> _Your goal_
Your answer must be every line of the data that holds the string "likes".

> _Data shown_

--- --- ---

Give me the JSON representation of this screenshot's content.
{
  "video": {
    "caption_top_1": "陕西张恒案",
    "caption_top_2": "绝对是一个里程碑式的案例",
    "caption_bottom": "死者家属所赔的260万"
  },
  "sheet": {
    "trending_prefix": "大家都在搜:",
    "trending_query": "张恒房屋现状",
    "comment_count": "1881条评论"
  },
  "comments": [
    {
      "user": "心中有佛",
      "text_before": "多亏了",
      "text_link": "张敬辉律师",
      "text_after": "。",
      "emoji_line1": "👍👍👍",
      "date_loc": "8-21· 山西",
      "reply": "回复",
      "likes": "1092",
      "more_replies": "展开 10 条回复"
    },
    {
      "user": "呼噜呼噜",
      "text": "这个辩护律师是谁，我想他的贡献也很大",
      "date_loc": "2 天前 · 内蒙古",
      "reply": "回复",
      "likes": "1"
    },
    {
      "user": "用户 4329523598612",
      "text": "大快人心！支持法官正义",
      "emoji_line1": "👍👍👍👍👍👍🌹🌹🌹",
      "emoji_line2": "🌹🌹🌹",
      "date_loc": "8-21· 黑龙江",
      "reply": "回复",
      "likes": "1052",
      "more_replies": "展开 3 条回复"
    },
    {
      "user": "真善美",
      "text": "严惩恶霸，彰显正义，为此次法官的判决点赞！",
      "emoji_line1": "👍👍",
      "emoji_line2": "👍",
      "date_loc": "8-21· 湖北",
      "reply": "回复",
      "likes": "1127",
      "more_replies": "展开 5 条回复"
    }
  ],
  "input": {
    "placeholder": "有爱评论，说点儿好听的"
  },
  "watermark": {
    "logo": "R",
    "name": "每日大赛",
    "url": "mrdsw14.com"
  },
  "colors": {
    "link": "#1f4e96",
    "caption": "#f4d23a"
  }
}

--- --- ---

> _Solution for this problem_
      "likes": "1092",
      "likes": "1"
      "likes": "1052",
      "likes": "1127",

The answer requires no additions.